There’s no denying Subban had a bad season. Subban’s inability to produce is in part what led the Devils to stumble out of the starting gate and feel forced into trading away Hall. In effect, Subban picked it up wayyy too late, with a four-point effort in his final five games of the season before the pandemic put things on hold. His 14 points in 63 games up to that point (18 in 68 overall) were too few for a guy making $9 million against the cap.
No one in a sane frame of mind would argue otherwise, especially considering how in his prime Subban could score upwards of 50. However, there is a case to be made that trading the 31-year-old, at least this coming offseason, would be far from prudent and that’s even taking into account the Norris Memorial Trophy winner’s contract.
Of course, the no-movement clause Subban negotiated with the Montreal Canadiens no longer applies.
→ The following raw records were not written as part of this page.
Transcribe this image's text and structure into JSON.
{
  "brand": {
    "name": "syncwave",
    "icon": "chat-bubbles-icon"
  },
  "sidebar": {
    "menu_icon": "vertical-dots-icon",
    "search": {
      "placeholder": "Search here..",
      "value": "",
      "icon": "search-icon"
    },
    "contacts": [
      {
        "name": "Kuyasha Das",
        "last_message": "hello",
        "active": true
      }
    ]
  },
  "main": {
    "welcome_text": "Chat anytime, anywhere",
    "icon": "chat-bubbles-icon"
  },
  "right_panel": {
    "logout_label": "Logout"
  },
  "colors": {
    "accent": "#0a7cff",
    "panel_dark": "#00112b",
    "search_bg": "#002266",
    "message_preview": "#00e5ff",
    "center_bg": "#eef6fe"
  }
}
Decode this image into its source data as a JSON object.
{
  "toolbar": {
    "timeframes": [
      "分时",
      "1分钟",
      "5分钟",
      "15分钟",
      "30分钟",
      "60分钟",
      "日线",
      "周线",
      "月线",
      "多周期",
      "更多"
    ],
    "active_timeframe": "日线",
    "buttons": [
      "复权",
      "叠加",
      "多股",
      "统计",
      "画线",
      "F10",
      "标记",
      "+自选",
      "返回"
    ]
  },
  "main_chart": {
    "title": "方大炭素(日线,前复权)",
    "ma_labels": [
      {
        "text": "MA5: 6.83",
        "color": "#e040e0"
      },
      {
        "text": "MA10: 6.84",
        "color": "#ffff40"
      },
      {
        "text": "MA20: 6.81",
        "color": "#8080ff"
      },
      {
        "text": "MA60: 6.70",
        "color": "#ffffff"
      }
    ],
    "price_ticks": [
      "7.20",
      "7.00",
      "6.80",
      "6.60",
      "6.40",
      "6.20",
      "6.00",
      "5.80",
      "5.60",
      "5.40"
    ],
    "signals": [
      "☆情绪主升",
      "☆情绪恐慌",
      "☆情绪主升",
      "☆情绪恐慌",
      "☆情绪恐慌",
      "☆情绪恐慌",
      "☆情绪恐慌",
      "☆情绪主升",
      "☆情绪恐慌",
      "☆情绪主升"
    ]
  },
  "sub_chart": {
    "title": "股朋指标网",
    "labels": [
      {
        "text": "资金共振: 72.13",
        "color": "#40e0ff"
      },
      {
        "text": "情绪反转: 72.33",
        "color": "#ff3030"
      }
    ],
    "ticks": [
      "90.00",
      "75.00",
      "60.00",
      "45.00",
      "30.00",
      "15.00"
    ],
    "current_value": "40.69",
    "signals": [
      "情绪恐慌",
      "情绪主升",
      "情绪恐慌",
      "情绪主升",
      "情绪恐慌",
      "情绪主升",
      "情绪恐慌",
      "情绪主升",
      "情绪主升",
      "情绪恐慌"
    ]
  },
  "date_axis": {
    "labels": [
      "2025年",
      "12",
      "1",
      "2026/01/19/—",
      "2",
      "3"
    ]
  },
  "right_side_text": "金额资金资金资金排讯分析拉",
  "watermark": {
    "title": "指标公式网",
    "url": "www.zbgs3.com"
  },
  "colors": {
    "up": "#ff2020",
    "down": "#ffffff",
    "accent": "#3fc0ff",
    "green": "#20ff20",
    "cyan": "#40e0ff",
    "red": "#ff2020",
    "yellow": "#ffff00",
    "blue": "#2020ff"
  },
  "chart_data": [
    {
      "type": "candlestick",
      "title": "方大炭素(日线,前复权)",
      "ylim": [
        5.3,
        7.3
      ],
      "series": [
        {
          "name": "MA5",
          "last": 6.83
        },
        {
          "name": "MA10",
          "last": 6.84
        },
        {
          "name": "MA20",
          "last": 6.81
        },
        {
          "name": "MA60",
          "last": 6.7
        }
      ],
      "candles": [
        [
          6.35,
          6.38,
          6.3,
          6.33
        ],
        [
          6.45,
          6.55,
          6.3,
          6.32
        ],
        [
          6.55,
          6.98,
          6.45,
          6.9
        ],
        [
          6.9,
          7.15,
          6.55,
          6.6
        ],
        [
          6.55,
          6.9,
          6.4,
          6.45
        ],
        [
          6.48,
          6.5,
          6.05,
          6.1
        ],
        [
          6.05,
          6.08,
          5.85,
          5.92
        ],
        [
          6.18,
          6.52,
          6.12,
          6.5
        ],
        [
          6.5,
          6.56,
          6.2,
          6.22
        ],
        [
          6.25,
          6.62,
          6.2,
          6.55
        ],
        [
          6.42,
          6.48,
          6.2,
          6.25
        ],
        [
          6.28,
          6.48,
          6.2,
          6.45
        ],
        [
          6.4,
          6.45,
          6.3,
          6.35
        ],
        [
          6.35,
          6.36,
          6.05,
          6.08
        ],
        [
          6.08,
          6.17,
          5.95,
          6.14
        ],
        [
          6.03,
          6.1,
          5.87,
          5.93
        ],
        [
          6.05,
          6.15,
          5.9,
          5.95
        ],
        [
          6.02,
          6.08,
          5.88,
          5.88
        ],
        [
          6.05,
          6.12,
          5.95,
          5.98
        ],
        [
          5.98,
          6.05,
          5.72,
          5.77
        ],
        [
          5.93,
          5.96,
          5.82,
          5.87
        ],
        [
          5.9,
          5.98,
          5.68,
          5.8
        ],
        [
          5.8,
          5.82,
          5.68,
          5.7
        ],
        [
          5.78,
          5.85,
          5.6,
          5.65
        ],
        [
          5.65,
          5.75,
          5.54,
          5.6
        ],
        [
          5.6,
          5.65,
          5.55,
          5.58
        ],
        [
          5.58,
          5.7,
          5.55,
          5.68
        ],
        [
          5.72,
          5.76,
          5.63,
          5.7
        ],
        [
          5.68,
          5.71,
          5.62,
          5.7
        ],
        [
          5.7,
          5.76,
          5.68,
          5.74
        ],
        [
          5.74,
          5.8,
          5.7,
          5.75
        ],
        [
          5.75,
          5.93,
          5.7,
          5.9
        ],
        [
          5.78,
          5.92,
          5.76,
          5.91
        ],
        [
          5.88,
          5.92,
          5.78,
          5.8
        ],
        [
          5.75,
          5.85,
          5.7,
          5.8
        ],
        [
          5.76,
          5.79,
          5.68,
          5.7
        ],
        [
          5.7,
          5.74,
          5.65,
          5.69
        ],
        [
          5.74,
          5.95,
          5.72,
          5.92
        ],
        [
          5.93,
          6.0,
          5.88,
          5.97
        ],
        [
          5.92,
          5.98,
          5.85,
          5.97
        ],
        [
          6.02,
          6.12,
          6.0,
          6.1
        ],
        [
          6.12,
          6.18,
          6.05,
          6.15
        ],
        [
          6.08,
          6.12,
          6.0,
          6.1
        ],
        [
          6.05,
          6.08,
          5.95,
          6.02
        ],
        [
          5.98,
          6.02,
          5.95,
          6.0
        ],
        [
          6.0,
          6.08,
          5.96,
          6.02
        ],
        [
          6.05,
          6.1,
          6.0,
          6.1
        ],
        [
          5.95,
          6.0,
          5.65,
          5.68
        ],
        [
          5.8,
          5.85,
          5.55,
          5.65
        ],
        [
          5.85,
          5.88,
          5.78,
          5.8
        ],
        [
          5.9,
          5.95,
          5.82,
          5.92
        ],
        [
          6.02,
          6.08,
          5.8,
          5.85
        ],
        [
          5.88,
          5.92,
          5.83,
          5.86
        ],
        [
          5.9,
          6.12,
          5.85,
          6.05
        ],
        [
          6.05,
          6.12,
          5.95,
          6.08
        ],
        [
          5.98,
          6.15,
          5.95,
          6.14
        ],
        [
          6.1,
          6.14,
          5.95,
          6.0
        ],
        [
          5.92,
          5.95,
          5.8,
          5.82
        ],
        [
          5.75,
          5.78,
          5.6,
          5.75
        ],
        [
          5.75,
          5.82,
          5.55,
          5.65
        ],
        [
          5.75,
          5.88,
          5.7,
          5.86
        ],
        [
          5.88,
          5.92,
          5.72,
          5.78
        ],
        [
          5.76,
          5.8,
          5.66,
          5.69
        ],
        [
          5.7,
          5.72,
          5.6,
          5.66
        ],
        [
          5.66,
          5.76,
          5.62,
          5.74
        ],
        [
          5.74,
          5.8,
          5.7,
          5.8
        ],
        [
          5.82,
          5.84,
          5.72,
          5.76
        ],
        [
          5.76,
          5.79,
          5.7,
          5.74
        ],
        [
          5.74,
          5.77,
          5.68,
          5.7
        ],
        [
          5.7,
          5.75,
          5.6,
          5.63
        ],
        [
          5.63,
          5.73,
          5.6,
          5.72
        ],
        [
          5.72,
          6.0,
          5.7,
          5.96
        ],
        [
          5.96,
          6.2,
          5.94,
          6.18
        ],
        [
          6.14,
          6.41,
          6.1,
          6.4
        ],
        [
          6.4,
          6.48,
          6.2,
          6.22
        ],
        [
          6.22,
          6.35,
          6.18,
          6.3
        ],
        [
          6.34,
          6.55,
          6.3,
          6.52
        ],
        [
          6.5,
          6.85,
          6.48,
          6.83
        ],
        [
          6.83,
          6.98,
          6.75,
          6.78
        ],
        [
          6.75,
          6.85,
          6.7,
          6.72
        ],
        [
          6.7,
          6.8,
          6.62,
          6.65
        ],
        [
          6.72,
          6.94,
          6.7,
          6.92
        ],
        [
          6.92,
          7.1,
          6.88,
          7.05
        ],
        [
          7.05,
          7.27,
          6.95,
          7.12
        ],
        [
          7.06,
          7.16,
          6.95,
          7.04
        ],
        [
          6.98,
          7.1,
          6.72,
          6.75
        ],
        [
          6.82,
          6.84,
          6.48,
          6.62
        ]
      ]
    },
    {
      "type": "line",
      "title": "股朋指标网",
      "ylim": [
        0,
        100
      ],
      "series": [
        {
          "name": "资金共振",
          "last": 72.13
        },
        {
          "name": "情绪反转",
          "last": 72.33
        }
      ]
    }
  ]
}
So, the Devils could theoretically deal him, but for what? His value is at an all-time low and you wouldn’t get much back, namely because you’d be asking any potential trading partner to take on his contract. That’s essentially a favor in this climate, with no one really knowing how the pandemic will affect the salary cap.
Even if cap does goes up, there are literally only a handful of teams who could likely afford to take on the deal and that’s including the Devils themselves. Furthermore, there are fewer teams still who would want to make that kind of commitment. One of those few teams should still be the Devils, who, with the NHL’s lowest cap hit right now, would be dangerously close to the current $60.2 million cap floor without it.
Subban Staying Put
So, the Devils are in between a rock and a hard place. If the cap goes up, the floor will presumably rise too, meaning they would need Subban’s contract even more, barring a huge spending spree by interim general manager Tom Fitzgerald this upcoming free-agency period. If the cap stays flat or goes down, so too will their amount of prospective trading partners.
The only realistic hope the Devils have to rid themselves of the deal, if they really want to, is to wait a season until there’s one left remaining before Subban becomes an unrestricted free agent. The reasoning is such that other teams wouldn’t have to make as much of a commitment, taking it on. Plus, it gives Subban a chance to build up his trade value.
Ideally speaking, Subban would rediscover the offensive aspect of his game. The underlying stats say it is more than possible Subban does. In such an instance, the Devils should have a much easier time trading him, with only one season left on his deal and the cap having increased at least somewhat. However, would they really want to, then? Should they?
Subban remains a polarizing player. His skill has never come into question, though. Under the right circumstances, he can still have a net positive impact on a team, even taking his massive contract into account.
The Devils may be looking for someone to blame, but, rationally speaking, not only can they not get rid of him if they wanted to, but Subban is not the reason for their struggles. Furthermore, he was far from the only Devils player to struggle. To illustrate the point, if an in-his-prime, Hart Memorial Trophy winner like Hall can put up a modest 25 points (six goals) in 30 games for the Devils when he was still with them, an in-decline Subban is not their biggest concern.
Instead of scapegoating Subban by trading him, if the idea has even been floated around, the focus for Devils management should be on turning the team around as a whole. Love him or hate him, Subban will be a part of it. The good news is he can still help, even if he’s not the top defenseman he once was. For better or worse, he can still be a top defenseman on the Devils. There’s value in that, even if it may not be worth $9 million. Give it time though, like a season or so. It’s not like he’s going anywhere.
After 10 years of writing hockey, Ryan decided it was as good a time as any to actually join The Hockey Writers for the 2014-15 season. Having appeared as a guest on such programs as CBC Radio One’s Daybreak, Ryan has written for such publications as the Montreal Gazette and Bleacher Report and worked for the NHL itself and his hometown Montreal Canadiens. He currently covers the Habs for THW as a columnist.